*EXERCISE AIM*: With the pictures left out, please write out exactly each line from the one containing "Enumerate this screenshot's" through the end of the material.

*INFORMATION GIVEN*:
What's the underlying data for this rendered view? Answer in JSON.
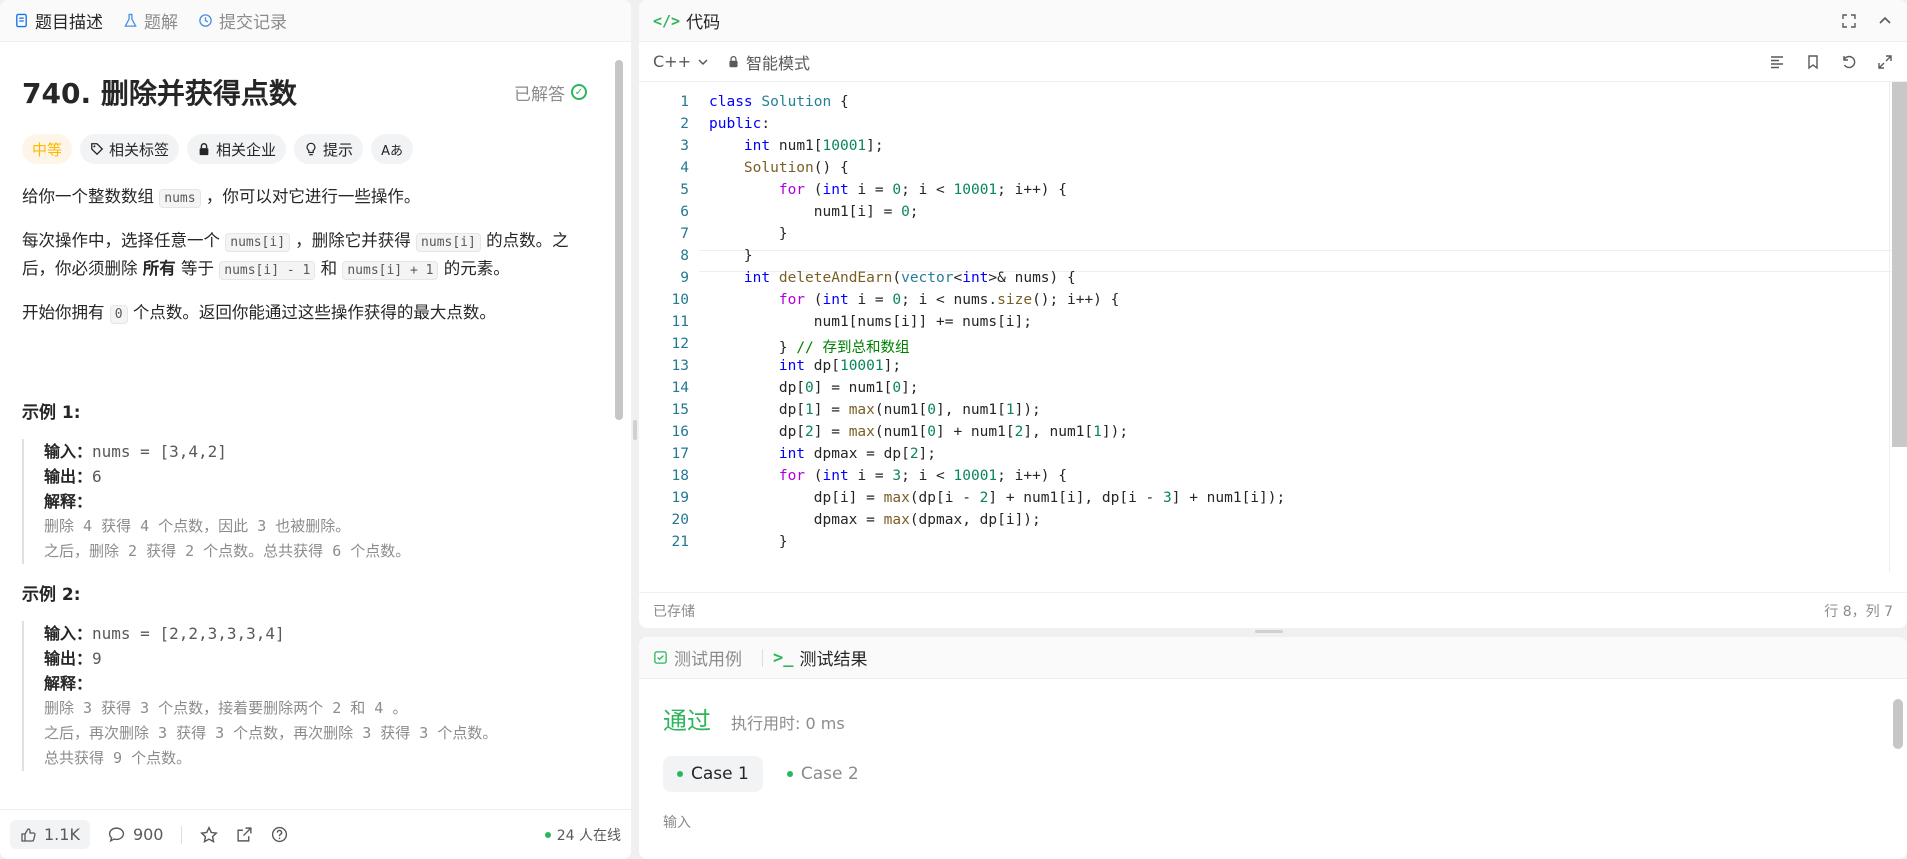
{
  "left": {
    "tabs": [
      {
        "label": "题目描述"
      },
      {
        "label": "题解"
      },
      {
        "label": "提交记录"
      }
    ],
    "title": "740. 删除并获得点数",
    "solved_label": "已解答",
    "tags": {
      "difficulty": "中等",
      "related_tags": "相关标签",
      "related_companies": "相关企业",
      "hint": "提示",
      "translate": "Aあ"
    },
    "desc": {
      "p1_a": "给你一个整数数组",
      "p1_code": "nums",
      "p1_b": "，你可以对它进行一些操作。",
      "p2_a": "每次操作中，选择任意一个",
      "p2_code1": "nums[i]",
      "p2_b": "，删除它并获得",
      "p2_code2": "nums[i]",
      "p2_c": "的点数。之后，你必须删除",
      "p2_bold": "所有",
      "p2_d": "等于",
      "p2_code3": "nums[i] - 1",
      "p2_e": "和",
      "p2_code4": "nums[i] + 1",
      "p2_f": "的元素。",
      "p3_a": "开始你拥有",
      "p3_code": "0",
      "p3_b": "个点数。返回你能通过这些操作获得的最大点数。"
    },
    "examples": [
      {
        "title": "示例 1:",
        "input_k": "输入：",
        "input_v": "nums = [3,4,2]",
        "output_k": "输出：",
        "output_v": "6",
        "explain_k": "解释：",
        "lines": [
          "删除 4 获得 4 个点数，因此 3 也被删除。",
          "之后，删除 2 获得 2 个点数。总共获得 6 个点数。"
        ]
      },
      {
        "title": "示例 2:",
        "input_k": "输入：",
        "input_v": "nums = [2,2,3,3,3,4]",
        "output_k": "输出：",
        "output_v": "9",
        "explain_k": "解释：",
        "lines": [
          "删除 3 获得 3 个点数，接着要删除两个 2 和 4 。",
          "之后，再次删除 3 获得 3 个点数，再次删除 3 获得 3 个点数。",
          "总共获得 9 个点数。"
        ]
      }
    ],
    "footer": {
      "likes": "1.1K",
      "comments": "900",
      "online": "24 人在线"
    }
  },
  "code": {
    "tab_label": "代码",
    "language": "C++",
    "mode": "智能模式",
    "status_saved": "已存储",
    "cursor_pos": "行 8，列 7",
    "line_numbers": [
      "1",
      "2",
      "3",
      "4",
      "5",
      "6",
      "7",
      "8",
      "9",
      "10",
      "11",
      "12",
      "13",
      "14",
      "15",
      "16",
      "17",
      "18",
      "19",
      "20",
      "21"
    ]
  },
  "test": {
    "tab_cases": "测试用例",
    "tab_results": "测试结果",
    "result": "通过",
    "runtime": "执行用时: 0 ms",
    "cases": [
      "Case 1",
      "Case 2"
    ],
    "input_label": "输入"
  },
  "colors": {
    "accent_green": "#2db55d",
    "medium_orange": "#ffb800"
  }
}
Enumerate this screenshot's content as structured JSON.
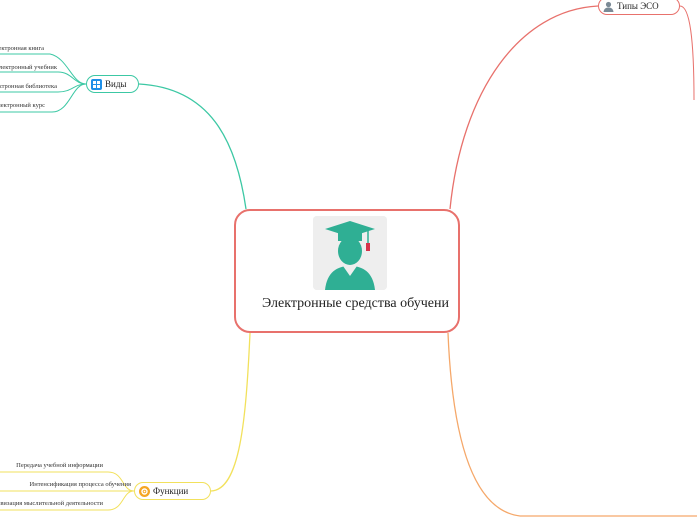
{
  "central": {
    "title": "Электронные средства обучени"
  },
  "branches": {
    "vidy": {
      "label": "Виды",
      "color": "#3cc8a4",
      "icon": "grid-icon",
      "items": [
        "Электронная книга",
        "Электронный учебник",
        "Электронная библиотека",
        "Электронный курс"
      ]
    },
    "funkcii": {
      "label": "Функции",
      "color": "#f2e15c",
      "icon": "gear-icon",
      "items": [
        "Передача учебной информации",
        "Интенсификация процесса обучения",
        "Активизация мыслительной деятельности"
      ]
    },
    "tipy": {
      "label": "Типы ЭСО",
      "color": "#e8716c",
      "icon": "user-icon"
    },
    "bottom_right": {
      "color": "#f5a86a"
    }
  }
}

*SOLUTION TO THIS PROBLEM*:
Enumerate this screenshot's content as structured JSON.
{
  "central": {
    "title": "Электронные средства обучени"
  },
  "branches": {
    "vidy": {
      "label": "Виды",
      "color": "#3cc8a4",
      "icon": "grid-icon",
      "items": [
        "Электронная книга",
        "Электронный учебник",
        "Электронная библиотека",
        "Электронный курс"
      ]
    },
    "funkcii": {
      "label": "Функции",
      "color": "#f2e15c",
      "icon": "gear-icon",
      "items": [
        "Передача учебной информации",
        "Интенсификация процесса обучения",
        "Активизация мыслительной деятельности"
      ]
    },
    "tipy": {
      "label": "Типы ЭСО",
      "color": "#e8716c",
      "icon": "user-icon"
    },
    "bottom_right": {
      "color": "#f5a86a"
    }
  }
}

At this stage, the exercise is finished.